Sunday, 14 December 2014

Robert Strelley 1887-27/4/1918 Killed in Action - Flanders

Robert Strelley born in 1887 was the youngest son of William and Lavina Strelley.
1891 census has him living with Lavinia  and William aged 4  in 59 Dunn St Glasgow. Upon his marriage to Janet Bell in August 1912 he is  working as a ship rigger, aged 25.

With the coming of the Great War two years later he appears to have enlisted as Robert Stralley in 5th Service Bn Cameron Highlanders on 3/9/1914 at age 27. Service no S 11517.

Details from Strelley's Medical

  However he only stayed for one month before being discharged  on 19/10/1914 as “unsuitable” and “not likely to become an efficient soldier" This record matches with his marriage to Janet Bell so is undoubtedly him.

Some time after this, Robert Strelley re-enlisted as a Private in the 1/7th Blythswood Territorial Battalion.Service Number 280890. This is possibly around March 1917 (see Will) The 7th (Blythwood) Battalion, Highland Light Infantry was a unit of the Territorial Force with its HQ at 69 Main Street, Bridgeton, Glasgow.

 According to the website in 1917 the 7th Highlanders were

“in action during The First, Second and Third Battles of Gaza, at Wadi el Hesi, The capture of Junction Station, The Battle of Nabi Samweil and The Battle of Jaffa including the passage of the Nahr-el-Auja. 52nd Division remained in the line near Arsuf until March 1918 when it was relieved by the 7th (Meerut) Division and proceeded to France, sailing from Alexandria on the 11th of April, via Marseilles they concentrated near Abbeville. 52nd Division took over a sector of front line near Vimy on the 6th of May until the 23rd of July when they moved to take over the line north east of Arras. They were in action inThe Battle of Albert, The Battle of the Scarpe, The Battle of the Drocourt-Queant Line, The Battle of the Canal du Nord and The Final Advance in Artois. At the Armistice 52nd Division was north of the Mons canal engaged on clearing Herchies.”

But that was too late for Robert as he was Killed in Action on 27th August 1918.
His medal record shows he received the Victory and British Medal. Although a Private he is Acting Lance Corporal  by the time of his death. 

His grave is located at  St. Martin Calvaire British Cemetery  St. Martin-sur-Cojeul Pas de Calais France Plot: II. A. 25.
Robert Strelley's War Grave

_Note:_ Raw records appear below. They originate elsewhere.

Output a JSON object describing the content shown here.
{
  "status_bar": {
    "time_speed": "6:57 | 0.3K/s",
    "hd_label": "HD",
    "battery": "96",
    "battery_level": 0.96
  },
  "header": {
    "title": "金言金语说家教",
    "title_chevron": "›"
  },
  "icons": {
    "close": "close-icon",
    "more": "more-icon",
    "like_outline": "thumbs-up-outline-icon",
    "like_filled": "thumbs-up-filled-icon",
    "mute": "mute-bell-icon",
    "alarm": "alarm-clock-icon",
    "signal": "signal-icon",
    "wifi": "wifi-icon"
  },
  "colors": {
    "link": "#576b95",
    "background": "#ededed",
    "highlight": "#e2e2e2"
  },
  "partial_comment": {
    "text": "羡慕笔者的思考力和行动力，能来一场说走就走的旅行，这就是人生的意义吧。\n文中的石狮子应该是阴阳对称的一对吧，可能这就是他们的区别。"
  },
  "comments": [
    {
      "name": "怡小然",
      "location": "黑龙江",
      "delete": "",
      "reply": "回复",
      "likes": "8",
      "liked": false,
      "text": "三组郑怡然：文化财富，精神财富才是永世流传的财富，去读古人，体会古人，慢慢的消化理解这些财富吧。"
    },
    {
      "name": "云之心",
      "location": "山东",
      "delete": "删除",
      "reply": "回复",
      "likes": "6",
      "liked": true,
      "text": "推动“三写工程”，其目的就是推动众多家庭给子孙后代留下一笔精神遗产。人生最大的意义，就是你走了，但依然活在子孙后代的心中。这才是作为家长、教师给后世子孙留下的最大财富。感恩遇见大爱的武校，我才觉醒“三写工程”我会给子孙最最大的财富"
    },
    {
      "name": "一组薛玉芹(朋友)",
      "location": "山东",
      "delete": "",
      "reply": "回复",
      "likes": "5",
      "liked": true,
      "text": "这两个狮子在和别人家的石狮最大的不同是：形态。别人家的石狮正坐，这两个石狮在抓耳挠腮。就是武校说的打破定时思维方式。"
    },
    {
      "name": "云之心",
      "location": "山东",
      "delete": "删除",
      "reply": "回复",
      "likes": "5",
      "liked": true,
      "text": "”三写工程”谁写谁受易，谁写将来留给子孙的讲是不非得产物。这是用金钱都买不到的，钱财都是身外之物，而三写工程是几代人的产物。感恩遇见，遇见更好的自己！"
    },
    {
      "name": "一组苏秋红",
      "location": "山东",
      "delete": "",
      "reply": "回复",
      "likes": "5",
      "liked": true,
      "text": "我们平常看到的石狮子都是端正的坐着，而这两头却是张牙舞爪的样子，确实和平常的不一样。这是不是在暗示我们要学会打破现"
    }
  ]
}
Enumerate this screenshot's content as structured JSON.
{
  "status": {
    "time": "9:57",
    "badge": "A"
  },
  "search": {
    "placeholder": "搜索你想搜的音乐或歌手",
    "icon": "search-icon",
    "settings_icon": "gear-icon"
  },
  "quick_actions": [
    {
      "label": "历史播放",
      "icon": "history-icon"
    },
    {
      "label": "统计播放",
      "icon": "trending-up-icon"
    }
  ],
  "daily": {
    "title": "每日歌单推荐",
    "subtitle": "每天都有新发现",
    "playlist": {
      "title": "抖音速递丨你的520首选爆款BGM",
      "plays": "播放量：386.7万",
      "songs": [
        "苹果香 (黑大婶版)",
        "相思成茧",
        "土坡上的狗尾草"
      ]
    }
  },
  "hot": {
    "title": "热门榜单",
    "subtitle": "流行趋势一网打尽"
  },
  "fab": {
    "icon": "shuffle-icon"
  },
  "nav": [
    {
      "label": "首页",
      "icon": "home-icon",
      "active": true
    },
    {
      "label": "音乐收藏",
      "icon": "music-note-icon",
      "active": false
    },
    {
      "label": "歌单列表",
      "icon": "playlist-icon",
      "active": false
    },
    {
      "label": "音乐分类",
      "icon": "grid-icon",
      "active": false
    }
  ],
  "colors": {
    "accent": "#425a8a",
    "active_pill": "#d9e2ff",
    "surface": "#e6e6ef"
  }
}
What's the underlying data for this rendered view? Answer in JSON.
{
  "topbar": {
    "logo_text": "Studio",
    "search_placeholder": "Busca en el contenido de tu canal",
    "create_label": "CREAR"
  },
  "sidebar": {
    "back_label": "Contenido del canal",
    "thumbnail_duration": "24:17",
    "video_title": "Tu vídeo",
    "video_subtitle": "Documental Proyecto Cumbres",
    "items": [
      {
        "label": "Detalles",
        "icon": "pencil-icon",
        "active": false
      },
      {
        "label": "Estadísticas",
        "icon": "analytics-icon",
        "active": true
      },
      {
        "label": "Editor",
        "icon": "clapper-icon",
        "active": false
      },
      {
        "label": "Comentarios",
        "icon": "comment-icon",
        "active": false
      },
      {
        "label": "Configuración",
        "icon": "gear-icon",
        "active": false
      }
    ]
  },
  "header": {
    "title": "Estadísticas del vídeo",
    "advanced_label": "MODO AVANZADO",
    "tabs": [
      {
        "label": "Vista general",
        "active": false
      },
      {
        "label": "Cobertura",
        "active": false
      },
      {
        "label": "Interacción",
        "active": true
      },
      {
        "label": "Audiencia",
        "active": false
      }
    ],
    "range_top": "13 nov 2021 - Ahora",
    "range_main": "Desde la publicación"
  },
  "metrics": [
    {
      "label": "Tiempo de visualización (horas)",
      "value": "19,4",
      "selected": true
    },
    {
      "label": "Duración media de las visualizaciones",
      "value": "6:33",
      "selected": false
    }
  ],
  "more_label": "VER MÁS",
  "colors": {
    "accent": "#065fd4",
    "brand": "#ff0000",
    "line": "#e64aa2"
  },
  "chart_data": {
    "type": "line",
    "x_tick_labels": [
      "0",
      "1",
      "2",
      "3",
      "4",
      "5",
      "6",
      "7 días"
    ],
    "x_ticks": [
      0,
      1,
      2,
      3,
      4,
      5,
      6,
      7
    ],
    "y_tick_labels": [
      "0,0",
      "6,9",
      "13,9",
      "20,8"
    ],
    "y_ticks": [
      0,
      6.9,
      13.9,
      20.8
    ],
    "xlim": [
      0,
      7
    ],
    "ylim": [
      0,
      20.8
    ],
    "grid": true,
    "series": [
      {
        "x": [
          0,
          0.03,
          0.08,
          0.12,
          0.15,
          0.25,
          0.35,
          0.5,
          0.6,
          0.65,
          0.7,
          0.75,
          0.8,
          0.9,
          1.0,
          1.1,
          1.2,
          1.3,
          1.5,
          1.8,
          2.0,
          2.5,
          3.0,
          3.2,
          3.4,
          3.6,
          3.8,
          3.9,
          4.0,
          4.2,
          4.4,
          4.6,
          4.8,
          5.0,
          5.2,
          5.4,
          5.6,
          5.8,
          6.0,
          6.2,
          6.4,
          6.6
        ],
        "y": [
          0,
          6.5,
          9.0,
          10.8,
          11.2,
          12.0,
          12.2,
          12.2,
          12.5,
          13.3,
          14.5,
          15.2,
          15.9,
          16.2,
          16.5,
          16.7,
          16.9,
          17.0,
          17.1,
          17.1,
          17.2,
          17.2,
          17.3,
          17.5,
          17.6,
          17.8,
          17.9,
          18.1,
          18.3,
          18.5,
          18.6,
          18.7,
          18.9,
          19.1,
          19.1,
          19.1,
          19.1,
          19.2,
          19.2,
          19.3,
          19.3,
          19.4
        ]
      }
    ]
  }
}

An informal will  dated 28/3/1917 found in his Pay Book was declared valid under Scottish Law. The will was likely made around the time he re-enlisted.  In it he left his property and effects to his widow, Janet who was still residing  at 20 Sister St with his one year old daughter Agnes Short Strelley. Agnes was unlikely to have even met her father. Sadly, Agnes died of convulsions on 25/10/1918 just 2 months after her father was Killed in Action in France.   

Strelley's informal War Will
Thought of the Day:

The second record for Robert Strelley matched with the first  due to the address recorded on a number of other documents. Although it is not a very common name in Scotland, Robert had changed the spelling of his name- perhaps to put the authorities off the fact that he had been discharged before. It’s not unusual for the Scottish Strelleys to use different variations in spelling. 

Interestingly enough another child born illegitimately to  his brother William  was also  Robert Strelley- regiment no 64222 turned up in the search. Born 1898 in Glasgow he had enlisted as soon as he was old enough with the Royal Scots on  4/7/1918 but was discharged by 11/8/19 as   "No longer physically fit for war service". I'll have to chase up those records!!